Happiness should – and CAN – be an experience shared by everyone involved
I have read and reviewed all of Joseph A. Michelli’s previous books and consider each a unique and brilliant achievement. They feature, indeed celebrate organizational excellence that has been achieved and then sustained by people whose talent and energy are interdependent with their decency and integrity. How else to explain the enduring success of Pike Place Fish Market, Starbucks, Ritz-Carlton Hotel Company, and UCLA Health System? In his latest book, his subject is Zappos.com and once again he focuses on an extended human community of shared experiences that includes but is by no means limited to Tony Hsieh (“Shay”) and his Zappos associates. To an unusual degree, happiness is their currency and, more to the point, it is shared widely and generously with everyone involved in the enterprise
These are among the subjects that caught my eye:
o The A to Z summary of Zappos’ key facts and attributes
o Zappos Milestones

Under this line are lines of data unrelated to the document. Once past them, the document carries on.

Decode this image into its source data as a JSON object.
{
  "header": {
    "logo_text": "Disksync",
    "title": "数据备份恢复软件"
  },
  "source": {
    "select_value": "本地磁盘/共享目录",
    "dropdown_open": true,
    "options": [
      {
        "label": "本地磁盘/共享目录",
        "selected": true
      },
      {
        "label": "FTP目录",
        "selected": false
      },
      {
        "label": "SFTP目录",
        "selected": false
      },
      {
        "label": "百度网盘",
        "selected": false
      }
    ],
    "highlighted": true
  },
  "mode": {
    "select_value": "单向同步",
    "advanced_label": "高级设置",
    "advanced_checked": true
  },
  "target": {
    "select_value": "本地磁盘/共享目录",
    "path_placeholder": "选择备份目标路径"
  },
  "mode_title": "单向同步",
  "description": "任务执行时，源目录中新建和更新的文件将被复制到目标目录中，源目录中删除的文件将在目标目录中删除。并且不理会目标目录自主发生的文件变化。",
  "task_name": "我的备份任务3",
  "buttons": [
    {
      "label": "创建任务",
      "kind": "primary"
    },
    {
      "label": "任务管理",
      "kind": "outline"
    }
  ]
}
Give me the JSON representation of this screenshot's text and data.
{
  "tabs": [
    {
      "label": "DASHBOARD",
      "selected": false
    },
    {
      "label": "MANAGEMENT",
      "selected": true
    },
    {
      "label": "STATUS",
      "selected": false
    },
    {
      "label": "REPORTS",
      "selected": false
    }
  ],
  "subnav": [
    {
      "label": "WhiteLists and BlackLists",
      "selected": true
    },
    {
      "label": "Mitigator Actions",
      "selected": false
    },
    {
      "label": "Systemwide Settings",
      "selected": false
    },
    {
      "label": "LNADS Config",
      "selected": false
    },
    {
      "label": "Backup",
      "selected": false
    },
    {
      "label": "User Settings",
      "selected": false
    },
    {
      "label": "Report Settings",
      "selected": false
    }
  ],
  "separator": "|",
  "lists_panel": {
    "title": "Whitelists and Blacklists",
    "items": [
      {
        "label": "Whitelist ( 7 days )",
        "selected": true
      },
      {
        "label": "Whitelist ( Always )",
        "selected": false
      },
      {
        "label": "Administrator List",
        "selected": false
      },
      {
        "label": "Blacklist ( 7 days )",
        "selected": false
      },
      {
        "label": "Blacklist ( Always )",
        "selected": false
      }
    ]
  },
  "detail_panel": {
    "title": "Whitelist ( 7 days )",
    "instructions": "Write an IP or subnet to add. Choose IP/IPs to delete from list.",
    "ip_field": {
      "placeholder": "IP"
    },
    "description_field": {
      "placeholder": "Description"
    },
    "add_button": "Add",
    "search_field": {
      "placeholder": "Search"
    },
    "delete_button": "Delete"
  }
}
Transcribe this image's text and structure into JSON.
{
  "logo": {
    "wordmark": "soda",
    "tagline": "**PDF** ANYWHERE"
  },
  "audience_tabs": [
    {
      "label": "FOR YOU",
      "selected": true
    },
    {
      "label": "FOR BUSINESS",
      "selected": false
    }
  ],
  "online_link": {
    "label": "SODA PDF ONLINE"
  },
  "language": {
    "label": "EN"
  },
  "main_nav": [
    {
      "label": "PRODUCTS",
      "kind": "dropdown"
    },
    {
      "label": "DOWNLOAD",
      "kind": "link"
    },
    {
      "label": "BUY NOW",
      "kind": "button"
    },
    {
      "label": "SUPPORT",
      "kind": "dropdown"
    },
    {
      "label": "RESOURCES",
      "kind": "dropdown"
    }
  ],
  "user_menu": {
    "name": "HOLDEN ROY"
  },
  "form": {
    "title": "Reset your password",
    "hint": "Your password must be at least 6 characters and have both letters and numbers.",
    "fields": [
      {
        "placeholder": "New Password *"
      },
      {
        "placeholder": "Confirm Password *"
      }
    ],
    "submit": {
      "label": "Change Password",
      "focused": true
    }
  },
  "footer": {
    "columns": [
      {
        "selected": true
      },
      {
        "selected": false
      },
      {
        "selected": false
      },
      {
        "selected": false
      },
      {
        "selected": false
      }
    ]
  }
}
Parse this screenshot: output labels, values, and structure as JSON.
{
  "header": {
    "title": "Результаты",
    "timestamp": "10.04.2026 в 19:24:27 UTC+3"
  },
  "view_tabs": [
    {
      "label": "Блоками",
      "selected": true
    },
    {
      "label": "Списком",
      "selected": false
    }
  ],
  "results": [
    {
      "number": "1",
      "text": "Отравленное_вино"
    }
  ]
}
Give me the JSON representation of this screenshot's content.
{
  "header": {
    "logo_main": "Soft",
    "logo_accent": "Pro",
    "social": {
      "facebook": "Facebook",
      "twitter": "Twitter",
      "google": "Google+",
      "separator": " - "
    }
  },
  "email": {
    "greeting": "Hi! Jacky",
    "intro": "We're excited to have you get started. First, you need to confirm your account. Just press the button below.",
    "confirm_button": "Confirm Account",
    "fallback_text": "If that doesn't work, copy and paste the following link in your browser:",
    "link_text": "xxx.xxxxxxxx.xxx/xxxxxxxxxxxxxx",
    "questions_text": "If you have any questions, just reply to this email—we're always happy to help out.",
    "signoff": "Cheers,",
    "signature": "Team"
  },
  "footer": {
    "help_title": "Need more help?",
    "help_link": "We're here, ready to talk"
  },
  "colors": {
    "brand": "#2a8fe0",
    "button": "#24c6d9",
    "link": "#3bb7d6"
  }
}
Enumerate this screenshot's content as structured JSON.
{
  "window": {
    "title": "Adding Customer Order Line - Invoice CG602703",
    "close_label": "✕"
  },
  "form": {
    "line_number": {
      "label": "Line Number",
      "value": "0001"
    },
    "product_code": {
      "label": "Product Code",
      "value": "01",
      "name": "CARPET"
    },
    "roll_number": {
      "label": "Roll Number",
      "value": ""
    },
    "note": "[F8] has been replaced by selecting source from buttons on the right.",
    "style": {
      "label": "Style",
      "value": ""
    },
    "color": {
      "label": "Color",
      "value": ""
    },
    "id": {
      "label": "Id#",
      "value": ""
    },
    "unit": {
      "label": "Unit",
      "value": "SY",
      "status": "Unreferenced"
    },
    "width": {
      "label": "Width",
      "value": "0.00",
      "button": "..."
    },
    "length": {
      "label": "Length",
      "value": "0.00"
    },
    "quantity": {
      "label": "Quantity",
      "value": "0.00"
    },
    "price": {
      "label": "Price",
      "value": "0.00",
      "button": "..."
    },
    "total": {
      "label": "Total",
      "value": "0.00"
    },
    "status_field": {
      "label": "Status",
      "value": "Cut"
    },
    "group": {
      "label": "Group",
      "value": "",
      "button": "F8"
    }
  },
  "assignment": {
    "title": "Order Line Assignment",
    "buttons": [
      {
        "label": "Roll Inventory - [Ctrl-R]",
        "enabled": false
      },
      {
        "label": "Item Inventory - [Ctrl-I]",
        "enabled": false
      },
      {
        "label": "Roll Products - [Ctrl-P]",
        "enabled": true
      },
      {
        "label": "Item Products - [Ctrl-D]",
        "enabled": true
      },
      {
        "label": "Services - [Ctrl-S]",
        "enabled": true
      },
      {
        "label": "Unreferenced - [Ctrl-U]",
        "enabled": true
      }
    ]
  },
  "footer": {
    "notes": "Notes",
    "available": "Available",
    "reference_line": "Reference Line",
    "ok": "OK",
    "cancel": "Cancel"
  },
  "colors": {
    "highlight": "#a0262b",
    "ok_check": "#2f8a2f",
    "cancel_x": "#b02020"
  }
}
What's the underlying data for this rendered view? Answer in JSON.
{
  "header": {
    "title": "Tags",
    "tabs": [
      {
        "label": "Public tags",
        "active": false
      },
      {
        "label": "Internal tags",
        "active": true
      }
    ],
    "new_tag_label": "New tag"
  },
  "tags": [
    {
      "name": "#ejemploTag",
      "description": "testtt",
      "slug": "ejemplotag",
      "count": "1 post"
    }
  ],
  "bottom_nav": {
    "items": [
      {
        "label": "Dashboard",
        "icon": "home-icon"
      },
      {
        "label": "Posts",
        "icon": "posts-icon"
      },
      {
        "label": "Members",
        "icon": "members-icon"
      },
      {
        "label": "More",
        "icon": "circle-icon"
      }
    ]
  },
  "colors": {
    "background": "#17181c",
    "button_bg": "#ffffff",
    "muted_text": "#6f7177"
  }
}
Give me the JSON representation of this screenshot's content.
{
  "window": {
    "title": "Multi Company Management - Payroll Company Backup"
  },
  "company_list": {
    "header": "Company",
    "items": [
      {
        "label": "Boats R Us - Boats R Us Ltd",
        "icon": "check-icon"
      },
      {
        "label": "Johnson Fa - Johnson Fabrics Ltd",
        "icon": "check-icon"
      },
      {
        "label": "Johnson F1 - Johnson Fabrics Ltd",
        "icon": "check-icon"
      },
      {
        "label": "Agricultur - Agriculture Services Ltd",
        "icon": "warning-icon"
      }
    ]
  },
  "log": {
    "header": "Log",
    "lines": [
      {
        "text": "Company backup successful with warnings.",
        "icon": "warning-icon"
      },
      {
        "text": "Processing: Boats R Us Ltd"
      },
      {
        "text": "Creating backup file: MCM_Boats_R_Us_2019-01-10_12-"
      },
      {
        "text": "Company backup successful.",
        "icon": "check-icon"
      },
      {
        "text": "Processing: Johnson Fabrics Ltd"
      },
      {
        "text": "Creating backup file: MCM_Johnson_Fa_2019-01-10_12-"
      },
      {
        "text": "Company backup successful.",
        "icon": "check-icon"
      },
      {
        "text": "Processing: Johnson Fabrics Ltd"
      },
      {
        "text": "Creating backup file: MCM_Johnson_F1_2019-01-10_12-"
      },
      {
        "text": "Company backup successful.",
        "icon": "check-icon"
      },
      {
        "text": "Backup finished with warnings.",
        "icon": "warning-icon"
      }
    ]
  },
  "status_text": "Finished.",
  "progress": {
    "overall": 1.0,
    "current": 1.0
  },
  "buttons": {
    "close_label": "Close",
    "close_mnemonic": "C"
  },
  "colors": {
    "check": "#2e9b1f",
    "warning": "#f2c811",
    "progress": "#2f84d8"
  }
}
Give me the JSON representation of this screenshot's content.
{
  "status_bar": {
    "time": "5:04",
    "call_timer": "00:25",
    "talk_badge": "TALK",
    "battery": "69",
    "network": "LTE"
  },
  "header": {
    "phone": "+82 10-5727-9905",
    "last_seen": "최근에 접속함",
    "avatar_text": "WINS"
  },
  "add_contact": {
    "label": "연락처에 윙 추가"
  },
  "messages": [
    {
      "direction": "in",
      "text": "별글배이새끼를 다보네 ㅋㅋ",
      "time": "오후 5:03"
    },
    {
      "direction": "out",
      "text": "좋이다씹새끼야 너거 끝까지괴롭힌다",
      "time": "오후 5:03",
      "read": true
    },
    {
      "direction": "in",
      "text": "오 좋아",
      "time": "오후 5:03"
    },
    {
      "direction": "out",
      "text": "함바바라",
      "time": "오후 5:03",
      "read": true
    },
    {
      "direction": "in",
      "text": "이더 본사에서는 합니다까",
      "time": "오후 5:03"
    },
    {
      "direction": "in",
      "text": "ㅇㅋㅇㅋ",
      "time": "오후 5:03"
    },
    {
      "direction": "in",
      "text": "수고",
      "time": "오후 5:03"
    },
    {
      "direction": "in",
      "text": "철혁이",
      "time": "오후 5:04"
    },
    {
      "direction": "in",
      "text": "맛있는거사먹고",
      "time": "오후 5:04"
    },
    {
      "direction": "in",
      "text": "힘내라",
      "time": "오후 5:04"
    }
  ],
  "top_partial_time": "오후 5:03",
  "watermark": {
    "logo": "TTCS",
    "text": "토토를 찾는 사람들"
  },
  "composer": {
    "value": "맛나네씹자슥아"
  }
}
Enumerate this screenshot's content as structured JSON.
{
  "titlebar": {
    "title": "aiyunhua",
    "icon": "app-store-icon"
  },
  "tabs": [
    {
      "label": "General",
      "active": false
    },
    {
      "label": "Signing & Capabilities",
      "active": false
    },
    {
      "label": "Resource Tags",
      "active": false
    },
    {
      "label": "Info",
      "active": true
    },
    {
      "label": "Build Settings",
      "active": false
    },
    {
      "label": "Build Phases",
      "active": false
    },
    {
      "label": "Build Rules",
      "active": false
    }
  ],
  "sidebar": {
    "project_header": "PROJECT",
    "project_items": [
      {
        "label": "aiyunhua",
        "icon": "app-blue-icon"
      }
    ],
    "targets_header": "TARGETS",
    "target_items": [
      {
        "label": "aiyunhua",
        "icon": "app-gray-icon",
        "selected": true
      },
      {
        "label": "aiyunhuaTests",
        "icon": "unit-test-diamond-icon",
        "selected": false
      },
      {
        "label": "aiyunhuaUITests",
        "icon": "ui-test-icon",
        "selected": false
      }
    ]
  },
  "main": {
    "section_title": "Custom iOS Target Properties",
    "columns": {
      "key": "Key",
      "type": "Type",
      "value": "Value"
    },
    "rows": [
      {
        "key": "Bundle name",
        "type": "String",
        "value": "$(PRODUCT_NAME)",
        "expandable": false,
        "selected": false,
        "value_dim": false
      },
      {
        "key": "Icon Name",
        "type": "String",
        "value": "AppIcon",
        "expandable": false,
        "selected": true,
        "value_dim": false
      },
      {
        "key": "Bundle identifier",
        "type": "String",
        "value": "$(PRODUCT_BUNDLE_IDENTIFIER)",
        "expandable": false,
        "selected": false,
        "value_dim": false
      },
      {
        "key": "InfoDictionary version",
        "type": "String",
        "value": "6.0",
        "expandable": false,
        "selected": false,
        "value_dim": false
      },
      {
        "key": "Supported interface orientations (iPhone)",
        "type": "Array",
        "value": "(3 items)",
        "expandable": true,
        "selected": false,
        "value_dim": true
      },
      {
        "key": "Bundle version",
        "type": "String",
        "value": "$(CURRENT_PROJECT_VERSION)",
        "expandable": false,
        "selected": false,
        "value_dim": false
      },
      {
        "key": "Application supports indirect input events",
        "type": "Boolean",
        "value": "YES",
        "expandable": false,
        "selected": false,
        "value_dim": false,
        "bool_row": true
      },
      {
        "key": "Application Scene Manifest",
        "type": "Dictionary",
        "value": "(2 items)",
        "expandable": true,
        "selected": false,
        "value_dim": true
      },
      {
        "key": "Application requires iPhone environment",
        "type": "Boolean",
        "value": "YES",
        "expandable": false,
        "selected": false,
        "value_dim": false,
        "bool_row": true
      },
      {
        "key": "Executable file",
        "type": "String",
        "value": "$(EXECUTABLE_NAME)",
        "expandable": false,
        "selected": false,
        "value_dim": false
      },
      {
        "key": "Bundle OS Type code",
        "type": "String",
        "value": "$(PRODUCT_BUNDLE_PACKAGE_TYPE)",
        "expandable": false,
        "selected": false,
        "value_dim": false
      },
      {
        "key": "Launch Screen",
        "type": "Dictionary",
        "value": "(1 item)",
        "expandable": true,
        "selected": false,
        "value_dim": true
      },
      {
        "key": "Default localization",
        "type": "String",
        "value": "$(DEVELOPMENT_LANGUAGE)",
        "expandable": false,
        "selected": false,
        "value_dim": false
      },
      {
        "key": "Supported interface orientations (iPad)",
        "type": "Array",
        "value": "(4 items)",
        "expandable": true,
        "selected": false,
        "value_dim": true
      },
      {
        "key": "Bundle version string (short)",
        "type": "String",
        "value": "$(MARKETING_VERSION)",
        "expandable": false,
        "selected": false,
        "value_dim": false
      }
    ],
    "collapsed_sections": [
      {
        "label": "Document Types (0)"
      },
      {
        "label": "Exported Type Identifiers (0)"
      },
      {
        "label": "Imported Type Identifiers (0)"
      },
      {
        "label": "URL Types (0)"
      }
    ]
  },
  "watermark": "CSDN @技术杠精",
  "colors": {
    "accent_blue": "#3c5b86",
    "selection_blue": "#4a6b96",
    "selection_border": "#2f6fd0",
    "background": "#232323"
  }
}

o The business precepts of the Zappos Experience
o Zappos 10 core values
o How Zappos incorporates values into regular progress conversations
o Cultural connectivity between and among all who comprise the workforce
o “Sharing Great Calls” program
o Zappos University
o Leadership training for all levels and areas throughout Zappos
o The “elasticity” of the Zappos brand
o ROFL (i.e. “Return on Fun Lasts”)
My guess (only a guess) is that a list of the defining characteristics of the Zappos culture and its core value, many (if not most) of them would also define the culture and core values at Pike Place Fish Market, Starbucks, Ritz-Carlton Hotel Company, and UCLA Health System.
I especially appreciate Michelli’s brilliant use of “Try These On for Size” sections throughout the book that serve three separate but related and immensely important purposes: They focus readers’ attention on key issues, and, they enable (indeed require) readers to correlate those issues with their own specific circumstances. He also includes an “Ideas to Run With” section at the end of Chapters 2-11 so that his readers are better informed when selecting specific initiatives to apply what they have learned in the given chapter. Some readers find fine the material in the “Zappified Brain Break” sections the most valuable. Michelli’s talents as an innovative business thinker have never been more evident than they are in his latest book.
Tony Hsieh and his associates on the senior management team are to be commended for establishing and then sustaining a workplace culture that may not be right for everyone but certainly it is right for the men and women at Zappos. And Joseph Michelli is to be commended for enabling others to understand this unique culture and, of even greater importance, to learn much of value from it so they can share (at least to some extent) the happiness that defines it.